Women workers in the informal economy of Latin America need sustainable livelihoods. To achieve impactful and sustainable change, they need to decide on their individual and communal well-being goals with agency, which they commonly lack.
Working with the hypothesis that by supporting and strengthening their creative capacities and life skills, women will actively work toward a sustainable livelihood, formulating plans to achieve their individual and communal aspirations and well-being goals, I have designed Mink’a.
Mink’a is a facilitated community experience that proposes a process to guide informal women workers to organize through a shared identity. Mink’a supports the group’s ability to make free and informed choices toward their sustainable livelihood. In this process, women work through different activities that strengthen their creative capacities and train them in life skills.
The proposed experience has two important touchpoints: a woman from the community, trained as a facilitator for the process, and activity kits. Activity kits are composed of a series of exercises or activities for each step of the process. The main purpose of the kit is to provide the community with all the resources they will need.

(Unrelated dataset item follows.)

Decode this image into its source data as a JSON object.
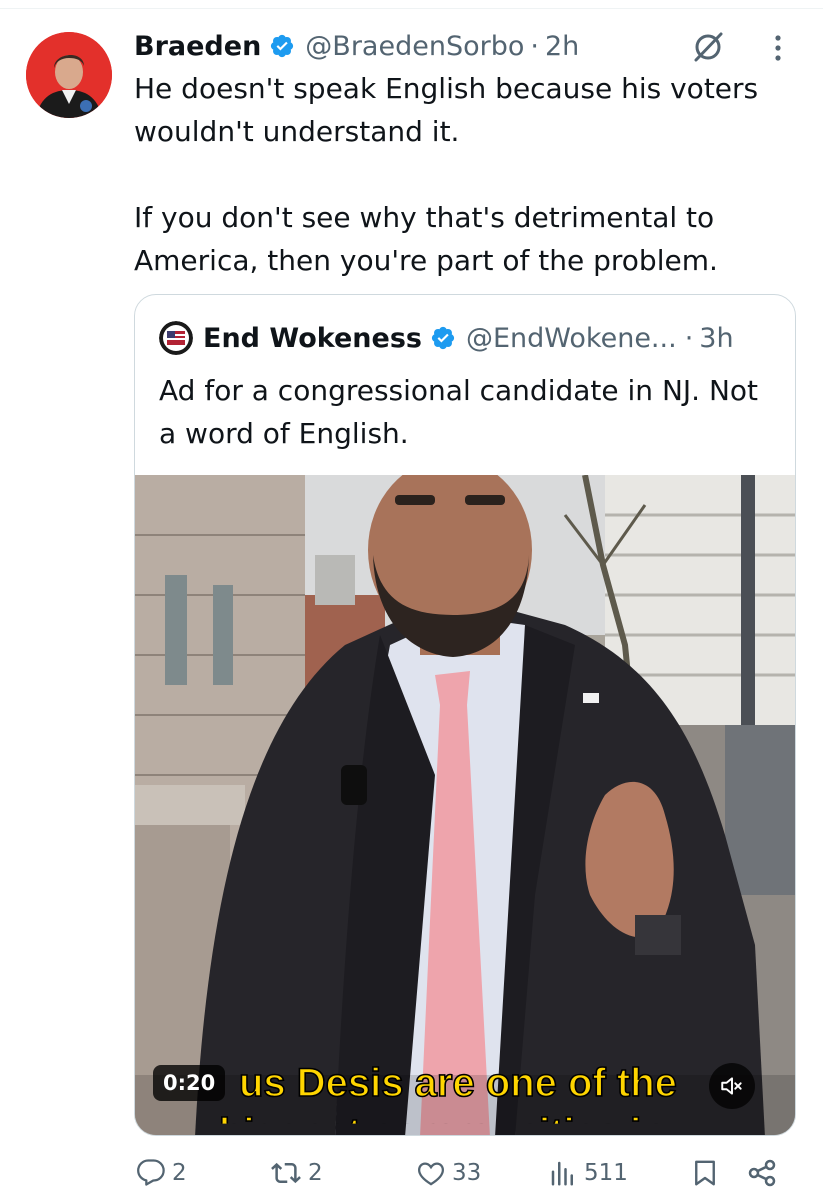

Mink’a is the result of analyzing and exploring academic theory and existing methods and frameworks around the steps of the proposed process and adapting this process based on what I have learned in participatory action research collaborating with a community of artisanal gold miners in Sechocha, Peru, and small-scale milk producers in Turucucho, Ecuador.